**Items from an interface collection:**
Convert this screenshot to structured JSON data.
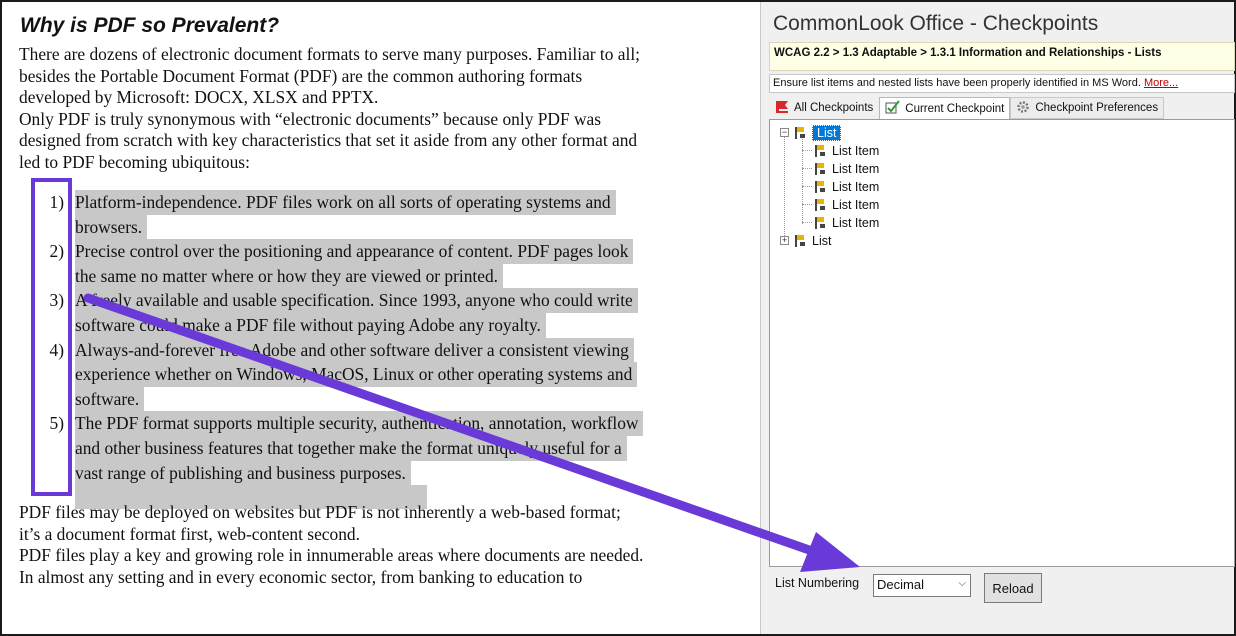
{
  "document": {
    "heading": "Why is PDF so Prevalent?",
    "intro_lines": [
      "There are dozens of electronic document formats to serve many purposes. Familiar to all;",
      "besides the Portable Document Format (PDF) are the common authoring formats",
      "developed by Microsoft: DOCX, XLSX and PPTX.",
      "Only PDF is truly synonymous with “electronic documents” because only PDF was",
      "designed from scratch with key characteristics that set it aside from any other format and",
      "led to PDF becoming ubiquitous:"
    ],
    "list_items": [
      {
        "number": "1)",
        "lines": [
          "Platform-independence. PDF files work on all sorts of operating systems and",
          "browsers."
        ]
      },
      {
        "number": "2)",
        "lines": [
          "Precise control over the positioning and appearance of content. PDF pages look",
          "the same no matter where or how they are viewed or printed."
        ]
      },
      {
        "number": "3)",
        "lines": [
          "A freely available and usable specification. Since 1993, anyone who could write",
          "software could make a PDF file without paying Adobe any royalty."
        ]
      },
      {
        "number": "4)",
        "lines": [
          "Always-and-forever free Adobe and other software deliver a consistent viewing",
          "experience whether on Windows, MacOS, Linux or other operating systems and",
          "software."
        ]
      },
      {
        "number": "5)",
        "lines": [
          "The PDF format supports multiple security, authentication, annotation, workflow",
          "and other business features that together make the format uniquely useful for a",
          "vast range of publishing and business purposes."
        ]
      }
    ],
    "outro_lines": [
      "PDF files may be deployed on websites but PDF is not inherently a web-based format;",
      "it’s a document format first, web-content second.",
      "PDF files play a key and growing role in innumerable areas where documents are needed.",
      "In almost any setting and in every economic sector, from banking to education to"
    ]
  },
  "commonlook": {
    "title": "CommonLook Office - Checkpoints",
    "breadcrumb": "WCAG 2.2 > 1.3 Adaptable > 1.3.1 Information and Relationships - Lists",
    "description": "Ensure list items and nested lists have been properly identified in MS Word.",
    "more_link": "More...",
    "tabs": [
      {
        "label": "All Checkpoints",
        "icon": "red-flag-icon"
      },
      {
        "label": "Current Checkpoint",
        "icon": "checkmark-icon"
      },
      {
        "label": "Checkpoint Preferences",
        "icon": "gear-icon"
      }
    ],
    "tree": {
      "root_label": "List",
      "children": [
        "List Item",
        "List Item",
        "List Item",
        "List Item",
        "List Item"
      ],
      "second_label": "List"
    },
    "list_numbering_label": "List Numbering",
    "list_numbering_value": "Decimal",
    "reload_label": "Reload"
  },
  "colors": {
    "highlight": "#c8c8c8",
    "annotation": "#6a3ad8",
    "selection": "#0078d7",
    "more_link": "#c00000"
  }
}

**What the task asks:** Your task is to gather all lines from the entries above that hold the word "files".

**Expected answer:**
          "Platform-independence. PDF files work on all sorts of operating systems and",
      "PDF files may be deployed on websites but PDF is not inherently a web-based format;",
      "PDF files play a key and growing role in innumerable areas where documents are needed.",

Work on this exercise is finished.